dense total order

A total orderMathworldPlanetmath (S,<) is dense if whenever x<z in S, there exists at least one element y of S such that x<y<z. That is, each nontrivial closed intervalMathworldPlanetmath has nonempty interior.

A subset T of a total order S is dense in S if for every x,zS such that x<z, there exists some yT such that x<y<z. Because of this, a dense total order S is sometimes said to be dense in itself.

For example, the integers with the usual order are not dense, since there is no integer strictly between 0 and 1. On the other hand, the rationals are dense, since whenever r and s are rational numbers, it follows that (r+s)/2 is a rational number strictly between r and s. Also, both and the irrationals are dense in .

It is usually convenient to assume that a dense order has at least two elements. This allows one to avoid the trivial cases of the one-point order and the empty order.

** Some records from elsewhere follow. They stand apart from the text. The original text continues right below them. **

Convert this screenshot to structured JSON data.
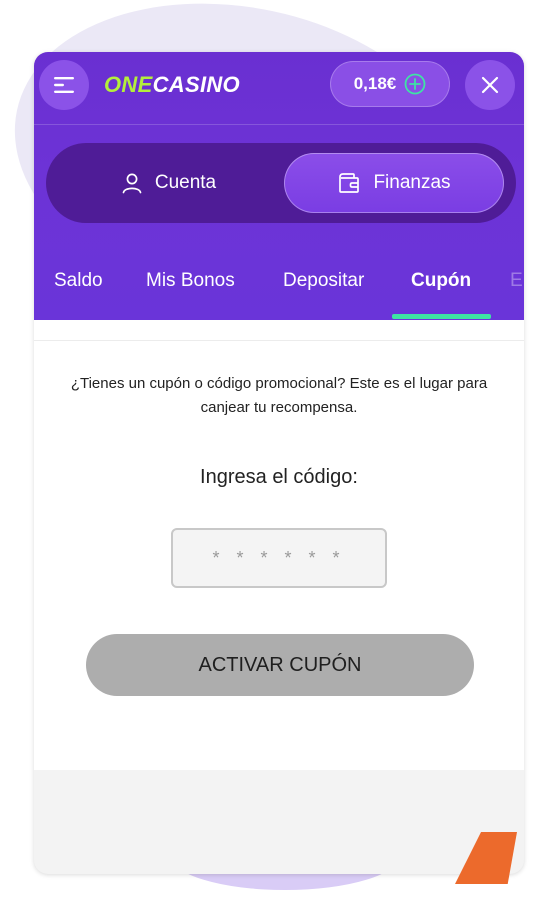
{
  "header": {
    "logo_prefix": "O",
    "logo_highlight": "NE",
    "logo_rest": "CASINO",
    "balance": "0,18€"
  },
  "segment": {
    "cuenta_label": "Cuenta",
    "finanzas_label": "Finanzas",
    "active": "Finanzas"
  },
  "tabs": [
    {
      "label": "Saldo"
    },
    {
      "label": "Mis Bonos"
    },
    {
      "label": "Depositar"
    },
    {
      "label": "Cupón",
      "active": true
    },
    {
      "label": "E"
    }
  ],
  "content": {
    "description": "¿Tienes un cupón o código promocional? Este es el lugar para canjear tu recompensa.",
    "code_label": "Ingresa el código:",
    "code_placeholder": "* * * * * *",
    "activate_label": "ACTIVAR CUPÓN"
  },
  "colors": {
    "brand_purple": "#6d33d6",
    "accent_green": "#3ee4a4",
    "logo_green": "#b3ef3b",
    "button_disabled": "#adadad",
    "orange_decoration": "#ec6a2c"
  },
  "icons": {
    "menu": "menu-icon",
    "add": "plus-circle-icon",
    "close": "close-icon",
    "cuenta": "user-icon",
    "finanzas": "wallet-icon"
  }
}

Title dense total order
Canonical name DenseTotalOrder
Date of creation 2013-03-22 16:40:48
Last modified on 2013-03-22 16:40:48
Owner mps (409)
Last modified by mps (409)
Numerical id 8
Author mps (409)
Entry type Definition
Classification msc 06A05
Synonym dense linear order
Related topic LinearContinuum
Defines dense
Defines dense in
Defines dense in itself